Professional Development for D/deaf and disabled artists in Southampton
From January to May 2021, in partnership with Rachel Gadsden and led by the New Carnival Company, we ran a skills development course with four Southampton-based emerging D/deaf and disabled artists. Announced on International Day of People with Disabilities 2020, the programme led to a series of free participatory workshops for communities, both disabled and non-disabled, in March 2021.
The scheme provided seven online training sessions for artists to develop or extend skills in their community engagement practice. This had a particular focus on delivering online and to participants with diverse needs. Sessions were led by the New Carnival Company, with additional one-to-one support from their staff who also supported delivery of the artist-led final sessions.
There were four group mentoring sessions and support from experienced visual and performance artist Rachel Gadsden, who also worked with the emerging artists to be part of her international Mayflower 400 exhibition, Displaced.
The artists taking part in this scheme were:
Photographer, moving image maker and creative.
Juanrie’s current body of work experiments with concepts of digital image making and collage to reconstruct photographs of flowers, an ongoing project, which took inspiration during Lockdown 2020.
As a Postgraduate Research Student, her research project focuses on Transnational Narratives as a topic; considering how as an immigrant from South Africa, her family and disability narratives intertwine with her transnational narrative to construct her identity.
Fred Ashleigh Turner
Ashleigh Turner came to Southampton to study Fine Art at Solent University and loved it. Creative storytelling and alternatives means of communication have always be of interest to them. As a queer, fat, disabled trauma survivor, they make work to express their lived experience and the way these identity markers intersect with each other.

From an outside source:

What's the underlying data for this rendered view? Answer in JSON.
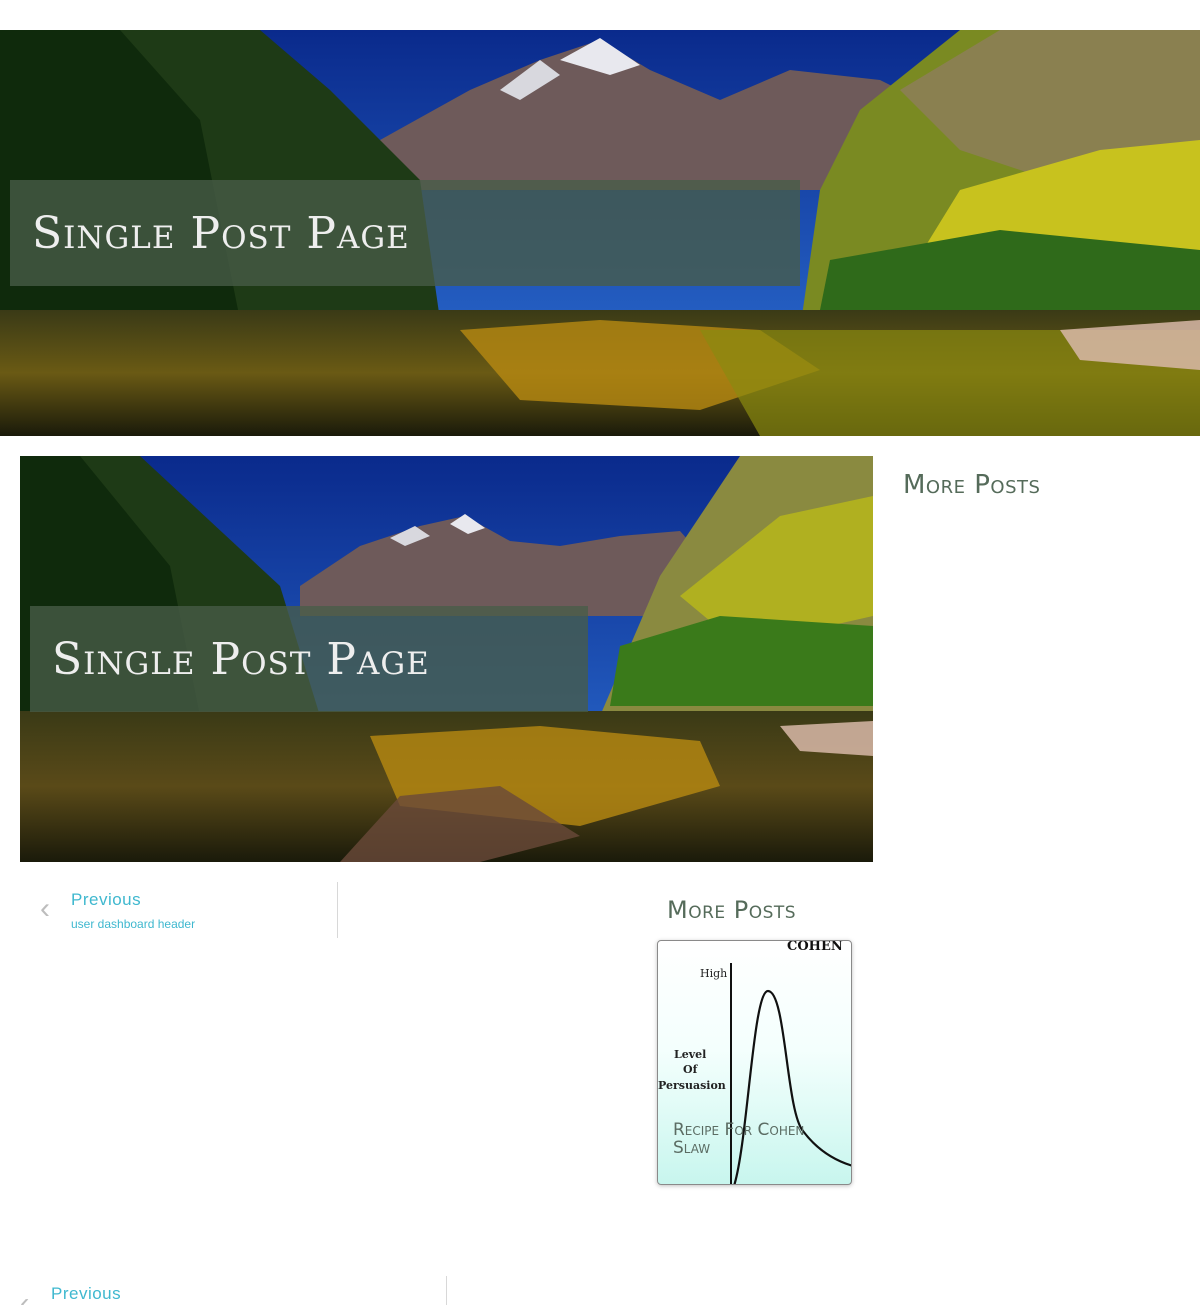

They have made brightly coloured crochet dolls with stretch marks and scars as a means of celebrating bodies for what we tend to shame about them. They also explore their relationship with their body, and its quirks and obstacles, through large choatic paintings including text from streams of conciousness, music and social media.
PhD Student Deborah Goatley-Birch is an interdisciplinary artist from Southampton. She is currently researching European carnival and mask whist working part-time for local Autism Charity, Autism Hampshire.
During her Master’s degree she was selected to show her work in ‘Response to Leonardo’ work at Southampton City Art Gallery. In 2019 she was awarded an internship at Southampton city art Gallery as part of the MA Knowledge Exchange Programme and as a consequence of this placement was elected events secretary for the charity ‘Friends of Southampton Museums, Archives and Galleries’.
Her practice focuses on identity and representation, a theme she has explored in her experimental short films. “Being autistic does not define me as an artist, however the way in which I perceive the world and interpret my experience is something which cannot be separated from my art practice”.
Gullu Kandrou is a BIPOC, neurodivergent, disabled, second-generation immigrant womxn who has seen the duality of the experience that coming to the UK has had on her parents. On the one hand lies trauma, but there is also hope and happiness in what is found beyond and behind in the memories before the trauma began.
Gullu graduated Solent University with a First-Class Honours degree in Fine Art: during 2020, she has been included in nine exhibitions, including one by the Tate. In 2021, she has three local exhibitions, one of which explore her heritage as a Kurdish woman and neurodivergent individual.
As a development exercise, each artist was given the same backdrop image of ships on the shore and asked to manipulate the image to express something about their personal journeys. See what was created here.